BSG - Season 1 - Episode 08
BSG - 1x08 - Flesh and Bone - Originally Aired: 2004-12-6
A Cylon, who calls himself Leoben, is discovered on one of the ships in the fleet. Commander Adama sends Kara to interrogate him, or rather, it. The Cylon tells Kara that he planted a nuclear device on one of the ships. Although she doesn't believe it, Kara passes on the warning.
As her colleagues search for the device, Kara engages Leoben in a battle of wills. Theological debates about souls and the humanity of Cylons lead to mind games, threats, and, ultimately, torture. Taking a personal interest in what Leoben has to say, President Roslin joins the interrogation.
On Galactica, Sharon asks Baltar to try out his new Cylon-detecting technology on her.
Meanwhile, on far-off Caprica, another Sharon conspires with her Cylon associates Doral and Number Six to convince Helo to remain on the planet and start a new life. [Blu-ray] [DVD]
- How did Leoben know so much about Starbuck's past?
- Leoben claims he is god in this episode. It is not clear if he is doing philosophical double talk, as Adama would call it, or if there is more significance to the line.
- Boomer claims to be from the city of Troy (which is presumably on Aerelon). But Six claims that's a lie.
- The current survivor count on Laura's whiteboard can be seen to read 47954 in this episode.
- Leoben: "To know the face is god is to know madness."
- Six: "Wonder why the call her Boomer?"
- Leoben: "Do you realize I could kill you before they came back in the room? I could get to my feet, rip your skull from your spinal column, crash through that door, and kill the guard in less time than it's taking me to describe it to you?"
- Leoben psychoanalyzing Starbuck and accurately predicting her family history.
- Baltar discovering Boomer to be a Cylon.
- Leoben: "Each of us plays a role; each time a different role. Maybe the last time I was the interrogator and you were the prisoner. The players change, the story remains the same. And this time, this time, your role is to deliver my soul unto god. Do it for me. It's your destiny. And mine. And I told you I had a surprise for you. Are you ready? You are going to find Kobol, birthplace of us all. Kobol will lead you to Earth. This is my gift to you, Kara."
- Leoben declaring to Roslin that Adama is a Cylon.

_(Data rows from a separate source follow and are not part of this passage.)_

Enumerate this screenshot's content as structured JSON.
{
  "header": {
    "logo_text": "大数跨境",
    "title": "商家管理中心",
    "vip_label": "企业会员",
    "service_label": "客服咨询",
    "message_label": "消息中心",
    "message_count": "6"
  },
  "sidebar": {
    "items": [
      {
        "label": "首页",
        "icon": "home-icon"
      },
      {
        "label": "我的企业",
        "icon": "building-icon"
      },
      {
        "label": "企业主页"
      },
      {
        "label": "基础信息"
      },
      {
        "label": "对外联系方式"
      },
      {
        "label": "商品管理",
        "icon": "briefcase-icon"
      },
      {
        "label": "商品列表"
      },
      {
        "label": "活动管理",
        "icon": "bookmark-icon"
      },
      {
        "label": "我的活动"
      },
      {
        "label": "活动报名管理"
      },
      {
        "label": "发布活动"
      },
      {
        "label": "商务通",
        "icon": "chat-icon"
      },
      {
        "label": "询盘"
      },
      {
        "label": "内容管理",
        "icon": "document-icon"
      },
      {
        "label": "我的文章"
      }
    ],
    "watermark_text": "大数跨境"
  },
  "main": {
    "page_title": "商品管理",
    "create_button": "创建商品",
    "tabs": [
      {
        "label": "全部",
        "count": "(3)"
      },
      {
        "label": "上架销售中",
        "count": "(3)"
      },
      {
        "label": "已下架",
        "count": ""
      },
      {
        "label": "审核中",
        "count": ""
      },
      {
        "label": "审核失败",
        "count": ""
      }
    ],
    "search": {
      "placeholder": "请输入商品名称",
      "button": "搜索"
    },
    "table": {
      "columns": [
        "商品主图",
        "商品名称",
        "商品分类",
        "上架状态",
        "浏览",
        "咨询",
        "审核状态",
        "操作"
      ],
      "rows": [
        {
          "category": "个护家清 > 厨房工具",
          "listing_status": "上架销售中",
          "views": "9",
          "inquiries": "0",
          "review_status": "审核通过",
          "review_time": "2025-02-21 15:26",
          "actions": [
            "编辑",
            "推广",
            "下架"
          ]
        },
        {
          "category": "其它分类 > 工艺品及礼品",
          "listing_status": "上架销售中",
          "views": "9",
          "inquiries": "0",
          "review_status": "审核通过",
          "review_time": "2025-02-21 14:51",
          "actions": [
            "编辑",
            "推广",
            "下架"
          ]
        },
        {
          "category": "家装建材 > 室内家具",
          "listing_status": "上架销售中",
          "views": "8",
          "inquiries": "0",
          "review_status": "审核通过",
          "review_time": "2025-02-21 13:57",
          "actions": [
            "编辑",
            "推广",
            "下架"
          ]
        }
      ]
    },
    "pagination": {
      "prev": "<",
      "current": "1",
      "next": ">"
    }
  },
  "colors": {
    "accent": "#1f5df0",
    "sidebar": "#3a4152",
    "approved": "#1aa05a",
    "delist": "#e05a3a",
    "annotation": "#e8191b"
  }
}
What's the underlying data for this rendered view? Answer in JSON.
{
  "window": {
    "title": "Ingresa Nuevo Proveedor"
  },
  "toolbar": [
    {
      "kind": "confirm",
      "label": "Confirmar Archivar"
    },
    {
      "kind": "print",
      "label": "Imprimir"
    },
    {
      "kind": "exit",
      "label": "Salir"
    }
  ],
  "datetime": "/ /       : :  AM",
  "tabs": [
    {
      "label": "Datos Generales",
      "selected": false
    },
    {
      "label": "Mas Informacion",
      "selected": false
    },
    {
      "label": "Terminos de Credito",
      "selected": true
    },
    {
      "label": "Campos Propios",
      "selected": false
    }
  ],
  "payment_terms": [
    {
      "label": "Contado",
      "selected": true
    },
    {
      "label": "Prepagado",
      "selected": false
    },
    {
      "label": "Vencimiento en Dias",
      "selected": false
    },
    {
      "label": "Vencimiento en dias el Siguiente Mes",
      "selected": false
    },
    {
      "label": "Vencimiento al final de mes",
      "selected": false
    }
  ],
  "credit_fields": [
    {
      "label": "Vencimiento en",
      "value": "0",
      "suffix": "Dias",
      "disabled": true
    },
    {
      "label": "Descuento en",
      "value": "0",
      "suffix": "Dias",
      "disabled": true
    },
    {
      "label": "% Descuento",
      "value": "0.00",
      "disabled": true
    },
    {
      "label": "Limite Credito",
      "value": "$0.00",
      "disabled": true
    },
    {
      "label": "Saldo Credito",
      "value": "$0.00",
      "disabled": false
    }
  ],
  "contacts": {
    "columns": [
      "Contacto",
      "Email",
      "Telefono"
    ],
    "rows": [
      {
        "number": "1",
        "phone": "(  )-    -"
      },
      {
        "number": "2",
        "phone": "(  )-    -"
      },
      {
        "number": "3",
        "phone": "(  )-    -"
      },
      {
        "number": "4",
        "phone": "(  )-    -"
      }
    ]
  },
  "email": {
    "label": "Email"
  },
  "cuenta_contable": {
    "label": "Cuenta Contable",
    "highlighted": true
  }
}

- Roslin ordering Leoben thrown out the airlock.
- Roslin: "President Adar once said that the interesting thing about being a president is that you don't have to explain yourself to anyone."
Like Litmus, this is another episode which does little more than simply advance the running plot arcs a bit, but this one does so in style. Leoben is one of my favorite Cylons because he's just so interesting to listen to and watch. It's kind of annoying that all his spiritual talk in this episode seemed to lack an overall purpose and significance, but at least some of it was interesting. His prophesying that Earth actually does exist and that the humans will find it has some interesting implications. Is it true, or is he just messing with them? His creepily detailed and accurate read of Starbuck's past and psychological profile was also of distinct interest.
Indeed, what makes this episode shine is the interplay between Leoben and Starbuck, as well as toward the end of the episode the interplay between Leoben and Roslin. Watching Leoben interact with people was utterly fascinating, for his character is shrouded in so many layers of mysterious intent. On one hand, he's most definitely trying to create fear, uncertainty, and doubt. On the other hand, he does tend to mix his lies with truth as Adama said. The Cylons are experts at misdirection and Leoben is a prime example of this.
On the Boomer-Helo front, I'm not sure what to make of the events of this episode. It seems quite clear that the Cylons want Boomer and Helo to stay on Caprica and start a life together. But it also seems pretty clear that Boomer has betrayed the Cylons' plans for them. Why? This much is not made clear.
In the end, as much as I liked this episode from a stylistic point of view, there is next to nothing concrete that can be retained plot-wise from the episode. So while one of the more entertaining and thought provoking episodes of the season, I can't grant it a high rating due to its ambiguous purpose. There's not necessarily anything wrong with that, for it may enhance a future, more pointed episode in the future. But I can't rate episodes based on what might be.
The following are comments submitted by my readers.
- From -_Name_- on 2013-06-18 at 2:20pm:
This was a great episode. The ambiguity is superb - how much of what he said was some kind of calculated disinformation algorithm, intended to confuse and paralyze, and how much was heart-felt? Interesting either way.
The only real problem is how Adama agreed with the president's order to interrogate the Cylon... He could've made a very convincing case that this was a military decision and that it was too dangerous and futile to bother, especially after his own experience... So: weird that he didn't bother to argue, and come to think of it weird that he would send Starbuck (recently rescued and walking with a cane) instead of going himself.